From: Mark 3:1-6
The Curing of the Man with a Withered Hand
 Again He (Jesus) entered the synagogue, and a man was there who had a withered hand.  And they watched Him, to see whether He would heal him on the Sabbath, so that they might accuse Him.  And He said to the man who had the withered hand, "Come here."  And He said to them, "Is it lawful on the Sabbath to do good or to do harm, to save life or to kill?" But they were silent.  And He looked around at them with anger, grieved at their hardness of heart, and said to the man, "Stretch out your hand." He stretched it out, and his hand was restored.  The Pharisees went out, and immediately held counsel with the Herodians against Him, how to destroy Him.
5. The evangelists refer a number of times to the way Jesus looks at people (e.g. at the young man: Mark 10:21; at St. Peter: Luke 22:61, etc). This is the only time we are told He showed indignation--provoked by the hypocrisy shown in verse 2.
6. The Pharisees were the spiritual leaders of Judaism; the Herodians were those who supported the regime of Herod, benefiting politically and financially thereby. The two were completely opposed to one another and avoided each other's company, yet they combined forces against Jesus. The Pharisees wanted to see the last of Him because they considered Him a dangerous innovator. The most recent occasion may have been when He pardoned sins (Mark 2:1ff) and interpreted with full authority the law of the Sabbath (Mark 3:2); they also want to get rid of Him because they consider that He lowered their own prestige in the eyes of the people by the way He cured the man with the withered hand. The Herodians, for their part, despised the supernatural and eschatological tone of Christ's message, since they looked forward to a purely political and temporal Messiah.

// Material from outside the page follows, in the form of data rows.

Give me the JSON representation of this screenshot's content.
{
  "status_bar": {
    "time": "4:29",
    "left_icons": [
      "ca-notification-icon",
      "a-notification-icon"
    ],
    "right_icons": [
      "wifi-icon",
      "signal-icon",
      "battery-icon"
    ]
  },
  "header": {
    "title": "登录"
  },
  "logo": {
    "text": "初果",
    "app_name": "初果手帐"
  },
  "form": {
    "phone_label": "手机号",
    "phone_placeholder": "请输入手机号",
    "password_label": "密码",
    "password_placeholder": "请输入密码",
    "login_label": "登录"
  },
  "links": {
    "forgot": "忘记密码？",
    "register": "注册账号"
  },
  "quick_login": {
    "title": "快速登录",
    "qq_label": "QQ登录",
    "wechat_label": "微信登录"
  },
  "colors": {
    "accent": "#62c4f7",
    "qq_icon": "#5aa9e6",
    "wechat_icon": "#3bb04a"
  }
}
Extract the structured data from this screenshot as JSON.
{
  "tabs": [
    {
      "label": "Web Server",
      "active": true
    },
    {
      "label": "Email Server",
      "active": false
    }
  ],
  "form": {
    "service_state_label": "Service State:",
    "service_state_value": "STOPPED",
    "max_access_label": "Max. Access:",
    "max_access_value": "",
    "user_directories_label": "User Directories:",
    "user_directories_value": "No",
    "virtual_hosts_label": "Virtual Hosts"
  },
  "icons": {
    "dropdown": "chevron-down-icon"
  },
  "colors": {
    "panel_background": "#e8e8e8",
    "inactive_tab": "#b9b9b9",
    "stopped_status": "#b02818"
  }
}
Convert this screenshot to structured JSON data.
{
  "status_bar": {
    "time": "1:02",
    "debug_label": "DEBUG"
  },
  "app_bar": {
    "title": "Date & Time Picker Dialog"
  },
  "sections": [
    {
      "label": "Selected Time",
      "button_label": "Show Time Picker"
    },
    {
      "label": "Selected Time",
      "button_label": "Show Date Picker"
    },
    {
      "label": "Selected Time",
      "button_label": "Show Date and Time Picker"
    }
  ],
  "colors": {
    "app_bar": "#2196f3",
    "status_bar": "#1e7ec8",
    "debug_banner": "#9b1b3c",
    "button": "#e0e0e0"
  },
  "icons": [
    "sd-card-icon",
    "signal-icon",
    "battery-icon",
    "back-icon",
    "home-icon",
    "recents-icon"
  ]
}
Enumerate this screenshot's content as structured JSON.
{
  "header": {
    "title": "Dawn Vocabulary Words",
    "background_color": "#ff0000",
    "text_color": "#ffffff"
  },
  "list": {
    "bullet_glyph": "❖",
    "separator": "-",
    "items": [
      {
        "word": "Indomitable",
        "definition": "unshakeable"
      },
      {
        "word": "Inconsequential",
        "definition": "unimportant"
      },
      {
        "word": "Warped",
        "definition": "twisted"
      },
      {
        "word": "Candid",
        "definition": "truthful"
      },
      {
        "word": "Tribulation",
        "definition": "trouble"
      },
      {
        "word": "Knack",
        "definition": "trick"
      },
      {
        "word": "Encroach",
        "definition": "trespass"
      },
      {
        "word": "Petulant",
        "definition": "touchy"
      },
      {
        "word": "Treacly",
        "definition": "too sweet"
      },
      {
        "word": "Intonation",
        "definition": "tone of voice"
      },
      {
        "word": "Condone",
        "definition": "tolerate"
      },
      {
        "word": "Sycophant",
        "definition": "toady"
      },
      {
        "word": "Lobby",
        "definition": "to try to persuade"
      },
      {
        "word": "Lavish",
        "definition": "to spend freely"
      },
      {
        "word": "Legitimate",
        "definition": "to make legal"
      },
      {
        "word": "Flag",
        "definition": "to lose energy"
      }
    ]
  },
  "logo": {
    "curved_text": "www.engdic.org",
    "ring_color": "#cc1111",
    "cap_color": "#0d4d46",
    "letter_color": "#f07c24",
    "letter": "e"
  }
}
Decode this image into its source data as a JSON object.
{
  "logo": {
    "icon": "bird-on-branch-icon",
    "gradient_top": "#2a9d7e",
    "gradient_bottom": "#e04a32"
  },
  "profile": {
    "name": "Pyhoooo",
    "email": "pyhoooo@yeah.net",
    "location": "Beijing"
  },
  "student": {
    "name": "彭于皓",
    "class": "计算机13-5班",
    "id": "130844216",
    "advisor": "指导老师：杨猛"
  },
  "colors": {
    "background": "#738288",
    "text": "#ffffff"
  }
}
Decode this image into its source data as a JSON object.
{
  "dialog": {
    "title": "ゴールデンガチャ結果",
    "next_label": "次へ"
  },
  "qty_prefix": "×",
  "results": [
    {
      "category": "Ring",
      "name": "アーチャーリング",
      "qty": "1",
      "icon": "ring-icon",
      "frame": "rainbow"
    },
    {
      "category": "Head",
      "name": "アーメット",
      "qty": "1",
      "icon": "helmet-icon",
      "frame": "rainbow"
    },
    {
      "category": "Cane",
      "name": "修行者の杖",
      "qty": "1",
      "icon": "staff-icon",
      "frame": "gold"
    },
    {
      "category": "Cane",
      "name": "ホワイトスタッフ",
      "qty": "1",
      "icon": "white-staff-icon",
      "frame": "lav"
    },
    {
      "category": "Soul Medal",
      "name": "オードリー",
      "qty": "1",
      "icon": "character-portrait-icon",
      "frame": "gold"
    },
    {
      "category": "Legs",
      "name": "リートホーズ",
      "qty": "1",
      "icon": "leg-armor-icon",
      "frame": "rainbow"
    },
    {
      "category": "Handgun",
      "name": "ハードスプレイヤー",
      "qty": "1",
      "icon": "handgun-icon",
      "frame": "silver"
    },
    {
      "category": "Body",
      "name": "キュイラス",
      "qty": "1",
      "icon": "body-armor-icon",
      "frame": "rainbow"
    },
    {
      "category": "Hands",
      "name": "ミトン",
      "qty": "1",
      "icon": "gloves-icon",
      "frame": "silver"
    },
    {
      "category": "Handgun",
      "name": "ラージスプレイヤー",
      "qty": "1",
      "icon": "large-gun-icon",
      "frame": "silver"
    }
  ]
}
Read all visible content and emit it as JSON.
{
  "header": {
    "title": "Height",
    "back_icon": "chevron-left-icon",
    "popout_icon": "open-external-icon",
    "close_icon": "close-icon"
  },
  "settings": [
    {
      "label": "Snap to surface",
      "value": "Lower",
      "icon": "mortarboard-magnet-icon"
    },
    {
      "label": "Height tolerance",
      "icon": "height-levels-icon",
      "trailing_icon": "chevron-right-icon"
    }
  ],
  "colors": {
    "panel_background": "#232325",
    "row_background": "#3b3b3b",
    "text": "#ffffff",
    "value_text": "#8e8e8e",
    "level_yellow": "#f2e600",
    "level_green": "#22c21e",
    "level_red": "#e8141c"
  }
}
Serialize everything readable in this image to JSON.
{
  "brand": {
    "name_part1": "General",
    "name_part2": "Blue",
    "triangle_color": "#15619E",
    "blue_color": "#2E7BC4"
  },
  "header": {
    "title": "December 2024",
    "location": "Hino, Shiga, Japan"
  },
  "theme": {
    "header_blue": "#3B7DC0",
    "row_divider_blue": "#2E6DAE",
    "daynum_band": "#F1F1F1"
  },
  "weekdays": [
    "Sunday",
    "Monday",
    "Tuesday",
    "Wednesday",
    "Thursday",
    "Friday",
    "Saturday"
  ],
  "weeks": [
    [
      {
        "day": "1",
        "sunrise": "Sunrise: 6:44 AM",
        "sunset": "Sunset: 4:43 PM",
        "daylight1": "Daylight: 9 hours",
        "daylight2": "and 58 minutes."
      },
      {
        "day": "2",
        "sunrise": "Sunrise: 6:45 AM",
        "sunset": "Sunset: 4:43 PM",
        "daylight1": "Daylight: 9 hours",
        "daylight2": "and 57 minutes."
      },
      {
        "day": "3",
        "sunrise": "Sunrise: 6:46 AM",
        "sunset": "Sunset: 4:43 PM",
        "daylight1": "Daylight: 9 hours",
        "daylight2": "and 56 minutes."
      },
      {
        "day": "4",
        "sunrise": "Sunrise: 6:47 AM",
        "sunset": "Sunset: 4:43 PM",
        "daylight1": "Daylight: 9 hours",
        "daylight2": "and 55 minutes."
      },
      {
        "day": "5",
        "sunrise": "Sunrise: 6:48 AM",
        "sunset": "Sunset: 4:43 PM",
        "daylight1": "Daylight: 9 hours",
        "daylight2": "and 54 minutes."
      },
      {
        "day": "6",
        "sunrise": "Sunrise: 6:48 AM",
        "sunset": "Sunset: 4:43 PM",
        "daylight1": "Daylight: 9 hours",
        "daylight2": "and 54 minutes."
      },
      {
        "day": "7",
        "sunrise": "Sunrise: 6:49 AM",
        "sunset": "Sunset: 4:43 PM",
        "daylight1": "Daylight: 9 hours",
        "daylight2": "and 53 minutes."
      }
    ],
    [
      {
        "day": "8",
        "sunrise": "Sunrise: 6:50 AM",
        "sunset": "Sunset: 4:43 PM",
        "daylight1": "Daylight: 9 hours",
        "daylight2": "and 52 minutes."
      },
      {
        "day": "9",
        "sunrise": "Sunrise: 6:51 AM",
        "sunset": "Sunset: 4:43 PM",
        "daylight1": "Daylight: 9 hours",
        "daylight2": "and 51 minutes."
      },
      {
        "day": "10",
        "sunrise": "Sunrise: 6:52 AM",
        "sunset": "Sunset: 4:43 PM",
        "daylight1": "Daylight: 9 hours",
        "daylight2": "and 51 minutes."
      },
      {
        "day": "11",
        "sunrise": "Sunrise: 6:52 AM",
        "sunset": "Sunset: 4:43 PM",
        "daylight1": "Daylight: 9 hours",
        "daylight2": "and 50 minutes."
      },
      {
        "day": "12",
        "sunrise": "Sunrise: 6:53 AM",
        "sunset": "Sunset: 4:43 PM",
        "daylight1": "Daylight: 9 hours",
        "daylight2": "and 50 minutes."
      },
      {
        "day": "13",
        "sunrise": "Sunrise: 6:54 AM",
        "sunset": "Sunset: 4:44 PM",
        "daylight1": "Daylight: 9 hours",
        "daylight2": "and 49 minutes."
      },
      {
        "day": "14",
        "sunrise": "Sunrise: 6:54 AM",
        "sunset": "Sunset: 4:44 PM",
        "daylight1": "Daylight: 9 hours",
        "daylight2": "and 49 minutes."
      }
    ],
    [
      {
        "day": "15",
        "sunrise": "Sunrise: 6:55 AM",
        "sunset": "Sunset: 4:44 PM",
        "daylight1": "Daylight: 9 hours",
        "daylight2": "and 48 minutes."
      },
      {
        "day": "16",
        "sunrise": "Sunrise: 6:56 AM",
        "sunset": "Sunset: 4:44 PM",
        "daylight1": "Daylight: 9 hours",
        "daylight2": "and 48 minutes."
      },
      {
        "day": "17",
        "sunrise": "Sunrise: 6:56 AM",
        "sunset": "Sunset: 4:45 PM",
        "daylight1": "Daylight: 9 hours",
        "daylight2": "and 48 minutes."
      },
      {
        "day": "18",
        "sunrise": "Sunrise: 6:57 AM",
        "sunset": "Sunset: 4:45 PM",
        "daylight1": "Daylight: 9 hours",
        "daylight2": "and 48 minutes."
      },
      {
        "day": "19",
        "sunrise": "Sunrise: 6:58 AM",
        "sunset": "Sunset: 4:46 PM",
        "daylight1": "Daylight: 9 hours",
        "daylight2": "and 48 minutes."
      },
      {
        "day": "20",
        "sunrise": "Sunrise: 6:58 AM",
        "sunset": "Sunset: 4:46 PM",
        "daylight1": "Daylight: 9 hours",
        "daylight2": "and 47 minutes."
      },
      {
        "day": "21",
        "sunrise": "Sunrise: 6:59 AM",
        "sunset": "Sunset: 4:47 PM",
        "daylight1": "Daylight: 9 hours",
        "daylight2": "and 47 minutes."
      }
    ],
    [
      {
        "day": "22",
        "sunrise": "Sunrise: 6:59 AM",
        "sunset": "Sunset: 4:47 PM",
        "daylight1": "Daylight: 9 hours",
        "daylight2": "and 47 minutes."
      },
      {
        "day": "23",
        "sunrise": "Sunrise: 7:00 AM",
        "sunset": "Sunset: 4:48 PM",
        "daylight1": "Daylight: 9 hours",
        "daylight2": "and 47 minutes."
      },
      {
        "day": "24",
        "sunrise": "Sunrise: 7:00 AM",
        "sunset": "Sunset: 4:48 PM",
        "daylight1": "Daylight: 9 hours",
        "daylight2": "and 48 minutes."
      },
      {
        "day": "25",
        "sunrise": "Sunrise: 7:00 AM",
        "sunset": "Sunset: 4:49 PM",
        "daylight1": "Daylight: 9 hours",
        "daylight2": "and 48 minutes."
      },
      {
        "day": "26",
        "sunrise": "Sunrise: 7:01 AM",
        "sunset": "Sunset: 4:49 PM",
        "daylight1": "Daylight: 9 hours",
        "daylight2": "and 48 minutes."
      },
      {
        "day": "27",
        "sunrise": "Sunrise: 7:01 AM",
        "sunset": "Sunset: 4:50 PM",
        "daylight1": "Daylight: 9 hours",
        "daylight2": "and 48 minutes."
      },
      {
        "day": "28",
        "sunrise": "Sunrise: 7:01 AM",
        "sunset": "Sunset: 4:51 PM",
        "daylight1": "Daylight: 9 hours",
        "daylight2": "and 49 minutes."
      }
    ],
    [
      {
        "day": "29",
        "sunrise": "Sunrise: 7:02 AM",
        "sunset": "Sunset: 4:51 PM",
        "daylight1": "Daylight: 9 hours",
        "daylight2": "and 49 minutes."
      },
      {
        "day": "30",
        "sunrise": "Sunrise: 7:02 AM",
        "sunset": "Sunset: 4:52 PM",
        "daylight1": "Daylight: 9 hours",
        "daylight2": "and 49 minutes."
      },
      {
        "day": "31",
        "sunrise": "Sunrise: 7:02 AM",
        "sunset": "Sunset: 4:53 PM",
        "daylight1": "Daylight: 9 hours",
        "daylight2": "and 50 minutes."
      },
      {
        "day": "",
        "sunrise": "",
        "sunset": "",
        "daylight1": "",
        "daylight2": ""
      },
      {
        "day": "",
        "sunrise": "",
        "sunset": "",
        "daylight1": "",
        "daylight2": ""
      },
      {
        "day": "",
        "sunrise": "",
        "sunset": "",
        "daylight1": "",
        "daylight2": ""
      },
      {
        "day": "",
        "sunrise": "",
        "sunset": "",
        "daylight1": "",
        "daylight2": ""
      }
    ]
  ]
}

Source: "The Navarre Bible: Text and Commentaries". Biblical text taken from the Revised Standard Version and New Vulgate. Commentaries made by members of the Faculty of Theology of the University of Navarre, Spain. Published by Four Courts Press, Kill Lane, Blackrock, Co. Dublin, Ireland. Reprinted with permission from Four Courts Press and Scepter Publishers, the U.S. publisher.